It’s time to take play seriously

There is no question that the pandemic has had a significant impact on children over the past year. As kids have returned to school, there has been a necessary focus on catching them up academically, but what about catching them up socially?   
As we continue to monitor and discuss the impacts the past year has had on kids from a learning perspective, we can’t underestimate or ignore the fact that our kids have missed out on many key social interactions that contribute to overall mental health and development—specifically those that happen at school. Case in point, because of the pandemic, many kids do not even know the names of students in their own classroom, let alone know how to behave in social situations that may be new to them, which could present some issues in the future.   
The solution? It’s time to take play seriously.   
Playworks is the leading nonprofit in Minnesota that works directly with schools to build their capacity to create a safe and inclusive environment through the power of play. We are passionate about educating both parents and schools about the importance of play and how critical it is to a child’s overall development and well-being.  
“When children experience stress and trauma, it is difficult for them to access the portions of the brain that support thinking and reasoning, making play a needed ingredient of a successful learning environment,” Will Massey, assistant professor in the College of Public Health and Human Sciences at Oregon State University said in EdSource. 
  Before we approach recovering from lost learning, we must ensure kids feel emotionally safe and cared for.
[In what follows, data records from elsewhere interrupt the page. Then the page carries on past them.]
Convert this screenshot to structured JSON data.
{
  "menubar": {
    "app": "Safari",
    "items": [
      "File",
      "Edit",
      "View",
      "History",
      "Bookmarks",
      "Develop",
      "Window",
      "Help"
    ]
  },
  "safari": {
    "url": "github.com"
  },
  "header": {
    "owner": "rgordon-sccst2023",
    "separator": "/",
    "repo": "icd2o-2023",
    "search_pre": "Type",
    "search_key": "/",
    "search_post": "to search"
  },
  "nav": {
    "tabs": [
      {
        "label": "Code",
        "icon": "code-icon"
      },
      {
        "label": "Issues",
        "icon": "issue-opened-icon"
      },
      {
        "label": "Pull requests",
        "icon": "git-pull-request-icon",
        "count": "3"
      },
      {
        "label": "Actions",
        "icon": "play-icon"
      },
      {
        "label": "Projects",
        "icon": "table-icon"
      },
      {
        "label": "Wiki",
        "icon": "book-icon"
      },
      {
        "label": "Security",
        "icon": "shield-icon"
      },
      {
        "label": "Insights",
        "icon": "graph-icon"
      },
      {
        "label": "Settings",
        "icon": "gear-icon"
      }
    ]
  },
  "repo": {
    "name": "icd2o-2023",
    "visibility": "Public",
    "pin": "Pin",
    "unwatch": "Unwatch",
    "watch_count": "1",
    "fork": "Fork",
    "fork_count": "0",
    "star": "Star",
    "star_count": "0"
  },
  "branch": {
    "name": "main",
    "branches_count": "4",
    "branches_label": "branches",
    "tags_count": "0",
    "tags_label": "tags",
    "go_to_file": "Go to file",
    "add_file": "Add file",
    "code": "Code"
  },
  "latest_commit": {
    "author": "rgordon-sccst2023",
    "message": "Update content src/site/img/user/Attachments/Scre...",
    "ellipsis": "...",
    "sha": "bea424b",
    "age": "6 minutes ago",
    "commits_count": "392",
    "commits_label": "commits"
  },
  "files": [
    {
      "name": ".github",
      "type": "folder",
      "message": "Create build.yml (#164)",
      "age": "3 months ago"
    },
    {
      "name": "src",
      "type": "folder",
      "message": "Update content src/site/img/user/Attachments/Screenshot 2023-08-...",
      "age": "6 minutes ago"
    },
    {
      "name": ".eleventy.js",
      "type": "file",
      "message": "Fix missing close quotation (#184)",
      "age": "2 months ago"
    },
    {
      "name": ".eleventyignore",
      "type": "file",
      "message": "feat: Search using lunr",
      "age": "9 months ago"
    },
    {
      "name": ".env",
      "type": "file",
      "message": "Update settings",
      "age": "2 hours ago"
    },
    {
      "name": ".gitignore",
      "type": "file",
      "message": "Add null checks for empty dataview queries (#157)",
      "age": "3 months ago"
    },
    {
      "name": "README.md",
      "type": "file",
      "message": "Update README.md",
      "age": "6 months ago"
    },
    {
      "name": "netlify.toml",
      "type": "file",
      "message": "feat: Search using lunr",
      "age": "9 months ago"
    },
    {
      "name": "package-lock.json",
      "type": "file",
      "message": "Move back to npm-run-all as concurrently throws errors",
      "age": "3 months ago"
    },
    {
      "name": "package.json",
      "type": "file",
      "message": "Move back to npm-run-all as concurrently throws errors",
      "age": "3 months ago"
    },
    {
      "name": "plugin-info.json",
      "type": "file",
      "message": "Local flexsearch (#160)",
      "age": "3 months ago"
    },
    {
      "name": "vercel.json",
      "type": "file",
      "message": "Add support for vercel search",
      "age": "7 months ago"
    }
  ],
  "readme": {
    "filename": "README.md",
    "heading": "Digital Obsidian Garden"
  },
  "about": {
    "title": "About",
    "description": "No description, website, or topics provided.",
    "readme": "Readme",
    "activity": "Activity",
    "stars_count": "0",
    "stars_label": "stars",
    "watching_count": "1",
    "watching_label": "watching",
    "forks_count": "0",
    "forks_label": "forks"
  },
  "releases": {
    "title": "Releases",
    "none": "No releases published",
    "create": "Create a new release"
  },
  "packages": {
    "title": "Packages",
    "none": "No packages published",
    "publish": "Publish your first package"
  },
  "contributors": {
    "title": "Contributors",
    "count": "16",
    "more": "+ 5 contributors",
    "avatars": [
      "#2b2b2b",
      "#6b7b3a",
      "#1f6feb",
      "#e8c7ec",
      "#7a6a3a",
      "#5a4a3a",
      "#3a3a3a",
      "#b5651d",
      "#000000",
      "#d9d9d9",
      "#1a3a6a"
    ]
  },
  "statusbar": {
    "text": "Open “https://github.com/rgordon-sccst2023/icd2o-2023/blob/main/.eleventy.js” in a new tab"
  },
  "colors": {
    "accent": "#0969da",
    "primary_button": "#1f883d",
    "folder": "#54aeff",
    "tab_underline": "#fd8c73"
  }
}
Helping them feel safe involves ensuring they feel included in the community, they have built trusting relationships, and feel comfortable being their most authentic selves.  
Social relationships, in particular, provide a context for emotional support, enjoyment, creative play, physical activity and the development of social identities—all of which contribute to overall development and well-being. 
Studies have shown time and again that regular access to play makes kids healthier and happier, more successful in and out of the classroom and better prepares them for adulthood. And play at school—aka recess—is a pivotal time for all children.  Either kids love it, or they dread it.    
Playworks Minnesota works directly with schools to leverage play inside the classroom and at recess through on-site support, training and development of 4th and 5th grade Junior coaches who mentor and support younger students at recess. Playworks brings joy back to the playground and reduces wasted classroom time after recess dealing with injuries, meltdowns, etc.  
The importance of play and the physical, social and emotional benefits it offers children, as well as the advantages it brings to the classroom, cannot be ignored. Play brings diverse groups of students together and helps improve the overall school climate. 
While this school year is almost over, administrators and teachers need to be thinking about what students will need when they return in the fall. Because decisions about funding allocations for the next school year are happening now, educators and parents need to take a critical look at how schools are investing in bringing joy and healing back and reconnecting students with each other.
Shauna McDonald is the executive director of Playworks Minnesota. 

Spread the love